“Spine-Steel”: The Future of the Construction Industry?

AUC student, Mohamed Mostafa, and his construction engineering thesis team, found a way to change the world of construction and serve humanity.

More often than not, we find ourselves amidst heated conversations with parents, friends, or colleagues, in a flailing attempt to impose a change. This was not the case with Mohamed Mostafa, a graduating senior at AUC majoring in Construction Engineering and minoring in Business Administration.

By the mere age of 22, Mostafa had already found himself with a patent that could potentially change the world of construction engineering. What had started as a thesis project aiming to successfully minimize the cost of iron, turned into a project that could serve humanity.

Mostafa had found a way for construction engineers to bend iron in a braid-like structure, as a way to protect buildings during earthquakes or explosions. Their thesis team is now having their work reviewed with the huge possibility that they could take part in theTransportation Research Board (TRB) conference in Washington.

“I initially wanted to find a way to make iron more profitable but this led me to the concept of ductility; for instance, how a bridge is made. This is used in earthquakes or any sort of strong movement. It helps the structure remain steady and ductile,” said Mostafa.

Mostafa explained that such a discovery could protect embassies or government and military buildings that can be targeted.

He began discussing his ideas with professors over winter break in an attempt to find a lead to pursue and begin his research. Naturally, professors were skeptical of his work. “If we speak to an engineer or a professor about our new ideas, they will call us crazy, because it is not the traditional idea,” said Mostafa jokingly.

Throughout the course of the project, “ If one of the professors had heard about it, they would say I didn’t learn anything in my five years of education,” said Mostafa.

Nevertheless, he ceaselessly pursued his ideas until he found a starting point for his research. Some of the professors that must be mentioned are, “Dr. Mohamed Naguib, Professor of Materials, Dr. Ezz, Structure Professor, and Dr. Darwish, a mentor to the team.”

Some of the challenges came when Mostafa did not have the equipment he needed. The grip; an item necessary for the particular tests he wanted to do, cost 60,000 pounds. Seeking refuge in Cairo University, he found the equipment necessary for his research. One of the bigger problems they faced was trying to prove that iron, in a braid-like form, could prove to be more ductile than straight iron.

When beginning the ‘physical research’ aspect of his thesis, Mostafa was met with cynicism from the lab professor. “The lab manager was quite depressing from the beginning.

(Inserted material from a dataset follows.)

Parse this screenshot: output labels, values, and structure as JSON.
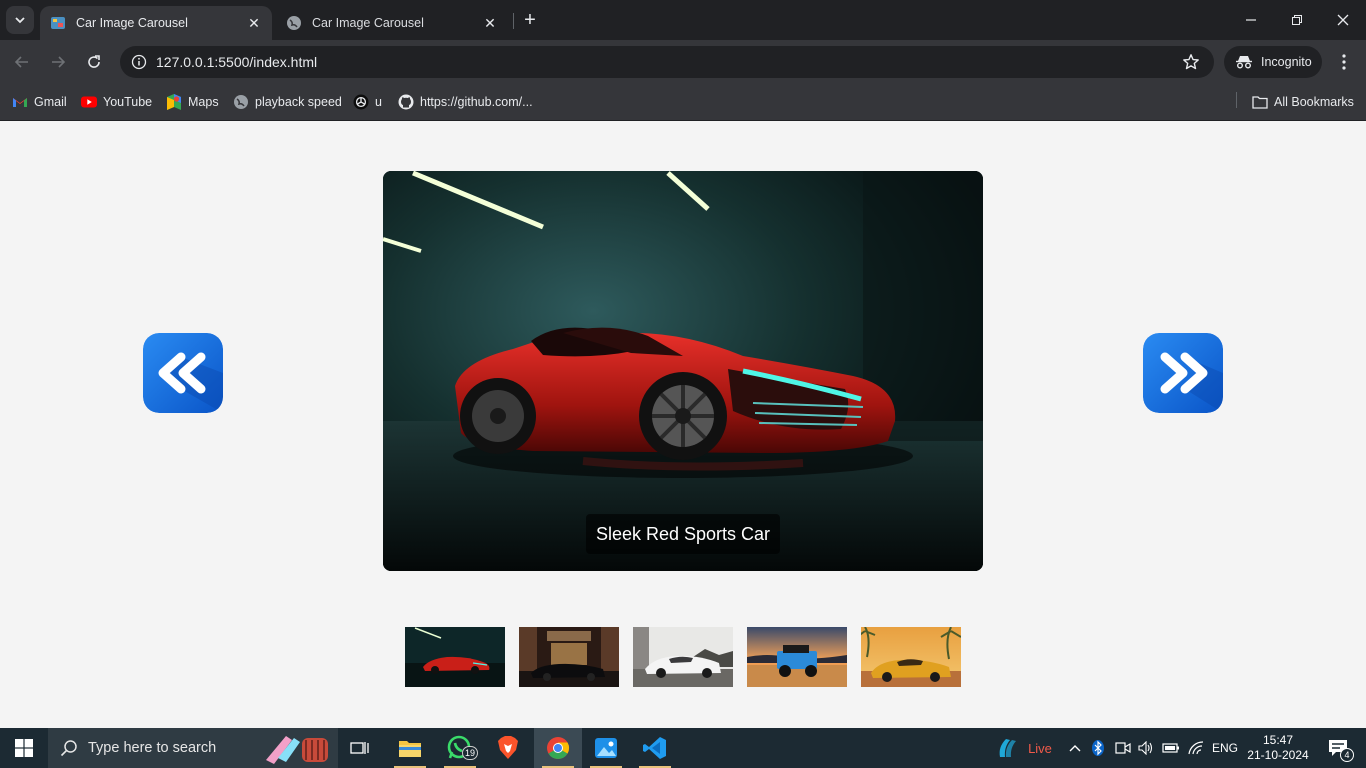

When I told him that failure is the beginning of success, he told me ‘no, the beginning of failure is more failure,’” said Mostafa sadly.

 As per engineers,the idea of iron being twisted means that this iron can no longer be used in concrete.It’s like breaking someone’s bones and telling them to bend their arm. I called this ‘Spine-Steel’; and this is the name of my thesis.

“Spine- Steel” was solidified as more than just a concept. It had become a reality. Mostafa’s team; Hatem Sabry, Hosam Okasha, Hassan Dorgham, and Omar Bassiouni helped this dream become a reality.

“The memories we made during the days of the project are close to my heart. Until now, we are friends. The WhatsApp group for thesis one is still active and hopefully we will be doing thesis two together.The first pictures and the even the first fights are all memorable,” said Mostafa with a smile.

Mostafa’s advice to students starting their thesis is,“try, try, try, try. As Egyptians, we have so much potential. When we have an open track, we have the potential to succeed. It is our surrounding that makes us doubt ourselves.”